> Source data
+ + + + +
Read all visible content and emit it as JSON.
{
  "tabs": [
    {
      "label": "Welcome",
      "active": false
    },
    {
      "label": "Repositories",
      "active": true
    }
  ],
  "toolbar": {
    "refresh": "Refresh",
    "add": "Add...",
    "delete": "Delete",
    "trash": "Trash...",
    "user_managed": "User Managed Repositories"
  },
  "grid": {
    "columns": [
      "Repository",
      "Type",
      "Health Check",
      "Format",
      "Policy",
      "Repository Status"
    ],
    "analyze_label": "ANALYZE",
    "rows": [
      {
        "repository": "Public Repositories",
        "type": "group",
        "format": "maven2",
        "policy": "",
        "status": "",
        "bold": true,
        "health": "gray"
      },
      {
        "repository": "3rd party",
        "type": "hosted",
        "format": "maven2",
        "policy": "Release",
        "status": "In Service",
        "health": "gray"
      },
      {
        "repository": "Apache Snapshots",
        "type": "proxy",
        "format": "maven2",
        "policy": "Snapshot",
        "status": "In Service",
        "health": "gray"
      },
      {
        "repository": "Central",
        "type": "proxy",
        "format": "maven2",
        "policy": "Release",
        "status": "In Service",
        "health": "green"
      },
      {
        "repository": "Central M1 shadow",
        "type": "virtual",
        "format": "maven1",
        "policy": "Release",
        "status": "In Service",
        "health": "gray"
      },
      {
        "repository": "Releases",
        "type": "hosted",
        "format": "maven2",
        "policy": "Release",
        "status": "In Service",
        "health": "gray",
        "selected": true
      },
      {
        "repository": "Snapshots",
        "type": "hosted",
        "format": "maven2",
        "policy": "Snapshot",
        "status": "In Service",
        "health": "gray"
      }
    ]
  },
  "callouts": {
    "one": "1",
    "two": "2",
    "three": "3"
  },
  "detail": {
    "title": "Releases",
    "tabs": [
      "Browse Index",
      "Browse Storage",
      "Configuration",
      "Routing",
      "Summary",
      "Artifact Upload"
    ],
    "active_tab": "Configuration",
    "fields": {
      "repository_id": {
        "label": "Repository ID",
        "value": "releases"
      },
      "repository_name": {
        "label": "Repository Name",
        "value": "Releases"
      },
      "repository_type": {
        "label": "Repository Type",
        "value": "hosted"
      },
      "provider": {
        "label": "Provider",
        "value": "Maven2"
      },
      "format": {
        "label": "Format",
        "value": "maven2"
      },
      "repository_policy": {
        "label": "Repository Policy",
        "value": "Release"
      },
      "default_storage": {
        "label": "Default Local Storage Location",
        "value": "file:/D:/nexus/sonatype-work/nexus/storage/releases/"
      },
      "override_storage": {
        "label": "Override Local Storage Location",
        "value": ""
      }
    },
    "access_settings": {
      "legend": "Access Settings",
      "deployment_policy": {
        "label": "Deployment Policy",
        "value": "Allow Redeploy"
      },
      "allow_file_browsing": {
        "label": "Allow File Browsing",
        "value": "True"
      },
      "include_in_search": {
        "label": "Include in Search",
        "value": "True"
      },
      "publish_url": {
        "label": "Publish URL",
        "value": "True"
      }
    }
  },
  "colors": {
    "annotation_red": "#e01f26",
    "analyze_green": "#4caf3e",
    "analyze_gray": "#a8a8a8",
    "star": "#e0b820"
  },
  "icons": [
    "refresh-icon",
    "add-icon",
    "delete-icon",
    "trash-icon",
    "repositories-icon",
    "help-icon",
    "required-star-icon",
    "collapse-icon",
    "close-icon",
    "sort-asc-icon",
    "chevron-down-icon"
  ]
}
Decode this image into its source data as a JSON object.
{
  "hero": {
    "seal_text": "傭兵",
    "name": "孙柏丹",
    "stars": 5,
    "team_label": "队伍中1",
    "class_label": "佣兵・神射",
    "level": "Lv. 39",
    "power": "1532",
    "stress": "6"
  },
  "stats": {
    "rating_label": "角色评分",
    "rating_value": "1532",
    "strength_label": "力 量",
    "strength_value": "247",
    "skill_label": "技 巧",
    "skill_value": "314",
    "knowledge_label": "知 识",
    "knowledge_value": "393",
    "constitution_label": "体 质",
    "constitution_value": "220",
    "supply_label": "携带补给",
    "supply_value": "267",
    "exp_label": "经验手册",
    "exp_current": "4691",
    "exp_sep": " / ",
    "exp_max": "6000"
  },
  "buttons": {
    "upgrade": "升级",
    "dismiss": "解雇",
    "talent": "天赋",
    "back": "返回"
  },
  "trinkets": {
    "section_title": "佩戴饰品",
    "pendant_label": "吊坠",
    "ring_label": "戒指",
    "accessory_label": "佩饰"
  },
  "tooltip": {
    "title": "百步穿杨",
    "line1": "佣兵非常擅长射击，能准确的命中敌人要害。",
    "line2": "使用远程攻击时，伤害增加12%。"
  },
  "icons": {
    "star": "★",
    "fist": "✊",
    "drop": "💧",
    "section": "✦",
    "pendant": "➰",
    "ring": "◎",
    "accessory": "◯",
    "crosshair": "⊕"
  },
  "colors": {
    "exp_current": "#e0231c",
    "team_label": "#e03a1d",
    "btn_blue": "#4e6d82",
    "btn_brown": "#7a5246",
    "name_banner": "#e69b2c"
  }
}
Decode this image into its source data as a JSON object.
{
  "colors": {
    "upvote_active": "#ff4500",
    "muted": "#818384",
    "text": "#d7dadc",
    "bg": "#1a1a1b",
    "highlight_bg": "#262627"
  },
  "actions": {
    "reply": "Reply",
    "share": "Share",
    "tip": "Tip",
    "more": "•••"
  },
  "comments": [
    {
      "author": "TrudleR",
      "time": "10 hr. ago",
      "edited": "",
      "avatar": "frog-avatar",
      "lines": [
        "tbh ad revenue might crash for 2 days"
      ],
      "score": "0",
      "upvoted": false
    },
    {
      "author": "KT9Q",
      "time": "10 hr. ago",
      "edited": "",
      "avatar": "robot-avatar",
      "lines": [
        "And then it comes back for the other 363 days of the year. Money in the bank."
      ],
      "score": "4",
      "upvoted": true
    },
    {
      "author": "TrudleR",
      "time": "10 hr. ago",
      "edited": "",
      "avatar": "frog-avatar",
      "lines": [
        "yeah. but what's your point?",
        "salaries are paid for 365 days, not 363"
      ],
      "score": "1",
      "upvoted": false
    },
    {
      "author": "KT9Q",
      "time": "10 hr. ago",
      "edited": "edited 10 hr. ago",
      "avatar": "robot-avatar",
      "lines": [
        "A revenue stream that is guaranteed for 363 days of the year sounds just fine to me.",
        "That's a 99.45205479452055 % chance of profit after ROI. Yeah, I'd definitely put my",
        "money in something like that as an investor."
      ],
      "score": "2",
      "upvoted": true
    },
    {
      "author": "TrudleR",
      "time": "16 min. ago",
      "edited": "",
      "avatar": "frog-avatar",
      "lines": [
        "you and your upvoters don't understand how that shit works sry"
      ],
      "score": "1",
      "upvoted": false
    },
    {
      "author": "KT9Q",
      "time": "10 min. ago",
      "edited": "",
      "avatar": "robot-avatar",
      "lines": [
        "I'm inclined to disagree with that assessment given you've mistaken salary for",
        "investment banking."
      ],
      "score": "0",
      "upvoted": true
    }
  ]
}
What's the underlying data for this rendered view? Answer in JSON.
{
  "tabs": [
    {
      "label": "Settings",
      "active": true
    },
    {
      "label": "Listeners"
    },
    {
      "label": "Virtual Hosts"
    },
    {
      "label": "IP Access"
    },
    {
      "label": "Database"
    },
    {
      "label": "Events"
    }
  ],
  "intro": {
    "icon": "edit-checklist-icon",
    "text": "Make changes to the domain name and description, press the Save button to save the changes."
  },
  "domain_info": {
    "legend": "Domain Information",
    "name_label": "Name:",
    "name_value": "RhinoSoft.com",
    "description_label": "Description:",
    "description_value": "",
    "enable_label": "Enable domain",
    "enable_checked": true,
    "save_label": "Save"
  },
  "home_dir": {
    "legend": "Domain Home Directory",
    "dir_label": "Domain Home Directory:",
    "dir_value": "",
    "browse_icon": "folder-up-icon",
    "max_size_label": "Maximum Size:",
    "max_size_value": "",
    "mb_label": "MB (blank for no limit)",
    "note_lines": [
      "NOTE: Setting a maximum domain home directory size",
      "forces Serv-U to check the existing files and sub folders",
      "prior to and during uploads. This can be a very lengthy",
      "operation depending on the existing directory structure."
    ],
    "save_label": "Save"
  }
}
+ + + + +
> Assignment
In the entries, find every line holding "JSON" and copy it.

> Exercise answer
Read all visible content and emit it as JSON.
Decode this image into its source data as a JSON object.
Decode this image into its source data as a JSON object.
What's the underlying data for this rendered view? Answer in JSON.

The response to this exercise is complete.